China tried to keep me from speaking out on North Korea, but it won't succeed

Learn more about Joseph Kim.
Joseph Kim
Associate and Expert-in-Residence, Freedom and Democracy
George W. Bush Institute

Joseph Kim, Associate and Expert-in-Residence of Freedom and Democracy at the Bush Institute, details his experience speaking at an informal U.N. Security Council meeting and how China responded.

The Chinese government can silence my voice, but it can’t take away my hope for freedom in North Korea.

But it tried.

I was invited to speak in New York at an informal U.N. Security Council meeting in March on the North Korean human rights situation. Having grown up in and later escaping North Korea, I witnessed the regime’s cruelty, abuse, and degradation of human life personally.

The meeting was convened to highlight ongoing human rights abuses by the North Korean regime and call for more robust international efforts to promote peace and accountability for human rights violations. However, a Chinese representative said the meeting was a waste of time and resources, and China blocked the event from being livestreamed.

The Chinese diplomat argued that the primary function of the Security Council is to advance security and peace, not human rights. But how can we talk about peace and security without human rights? Human rights and security are inextricably linked, as Dr. Victor Cha, Senior Fellow at the George W. Bush Institute, likes to say.

North Korean rights and security can’t be treated as separate issues when we’re talking about a regime that finances its nuclear weapons program by offering its people as forced labor overseas.

China blocking the livestream “was yet another attempt to hide the DPRK atrocities from the world,” U.S. Ambassador Linda Thomas-Greenfield said. “But let me say, it was in vain. Because, as you can see, we were not deterred – and we never will be.”

The ambassador was right. I was not deterred – then or now – and I wasn’t afraid to deliver my remarks. North Korea wants to be internationally recognized and seeks economic prosperity, but these goals can only be attained if the regime improves human rights conditions at home.

Foreign investment is critical to North Korean economic growth, but U.S. companies and institutions like the World Bank and International Monetary Fund cannot invest under current U.S. law. And lifting U.S. sanctions is impossible unless the human rights conditions in the North adhere to international norms and standards.

Denuclearization is also not possible without addressing human rights. How can we trust that the regime would honor denuclearization commitments when it does not honor the basic dignity of its own people? Human rights must be an end goal. Therefore, integrating human rights and security into the grand strategy on North Korea is not a choice, but a necessity.

Overlooking and neglecting human rights abuses would send a signal to other bad actors that their behavior is acceptable and undermine the legitimacy and credibility of free nations.
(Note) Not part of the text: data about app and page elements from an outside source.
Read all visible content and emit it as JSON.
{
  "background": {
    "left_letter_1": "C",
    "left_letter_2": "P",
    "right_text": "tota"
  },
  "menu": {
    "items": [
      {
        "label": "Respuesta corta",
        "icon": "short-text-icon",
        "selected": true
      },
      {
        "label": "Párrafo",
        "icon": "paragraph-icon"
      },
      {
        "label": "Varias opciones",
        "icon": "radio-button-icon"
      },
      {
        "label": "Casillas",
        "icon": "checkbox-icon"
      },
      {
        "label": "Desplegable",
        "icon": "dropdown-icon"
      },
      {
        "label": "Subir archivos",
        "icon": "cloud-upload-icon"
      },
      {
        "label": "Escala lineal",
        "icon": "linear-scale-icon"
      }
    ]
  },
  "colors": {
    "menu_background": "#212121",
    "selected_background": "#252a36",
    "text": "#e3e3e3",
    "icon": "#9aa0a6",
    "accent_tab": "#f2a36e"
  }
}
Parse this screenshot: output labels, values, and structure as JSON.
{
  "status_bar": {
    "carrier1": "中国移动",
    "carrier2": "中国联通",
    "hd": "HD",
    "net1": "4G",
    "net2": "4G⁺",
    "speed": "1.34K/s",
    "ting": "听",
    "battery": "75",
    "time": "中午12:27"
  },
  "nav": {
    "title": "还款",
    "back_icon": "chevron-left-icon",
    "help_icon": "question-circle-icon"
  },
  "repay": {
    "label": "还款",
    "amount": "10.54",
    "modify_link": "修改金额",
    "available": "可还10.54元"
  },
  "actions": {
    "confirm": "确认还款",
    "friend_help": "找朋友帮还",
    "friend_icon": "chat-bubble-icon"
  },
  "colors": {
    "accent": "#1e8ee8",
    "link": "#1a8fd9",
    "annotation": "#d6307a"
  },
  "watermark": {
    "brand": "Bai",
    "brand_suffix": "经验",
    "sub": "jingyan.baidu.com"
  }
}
Even though my speech was well received, my heart felt heavy as I was leaving New York City. This was the third time I had spoken at the United Nations. I wasn’t afraid to speak the truth in front of the Chinese delegation. I wasn’t scared to talk in front of North Korean delegations in 2017. But what I did fear is that it wouldn’t be my last time speaking at an event like this.

The difficult and inconvenient truth is the human rights conditions in North Korea won’t improve immediately. Trying to maintain and protect hope in the presence of little to no evidence of improvement is difficult.

But my colleague Chris Walsh, Director of Freedom and Democracy at the Bush Institute, puts it beautifully: “Hope is a strategy for freedom in North Korea,” he says. “Hope is a full-contact sport that requires commitment and action.”

Hope requires not only imagining a better future but also taking action.

Since giving my speech, not much has changed regarding human rights abuses in North Korea. But I believe events like this one, where we imagine a better future for Korea with unwavering commitment and action, will eventually free North Koreans from oppression and their brutal dictator.

The events of my last visit to U.N. headquarters brought back memories of a tour I took on a visit in 2015.

Our guide told us that the construction of the U.N. Economic and Social Council (ECOSOC) ceiling was intentionally left unfinished to symbolize that the U.N.’s work toward fostering peace isn’t finished.

Like that U.N. ceiling, the work to improve North Korean human rights conditions remains unfinished. But as long as people continue taking action and envision a future in which every North Korean is living in a free and democratic country, it won’t always be that way.

Indeed, hope is both a strategy and a weapon for North Korean human rights activists.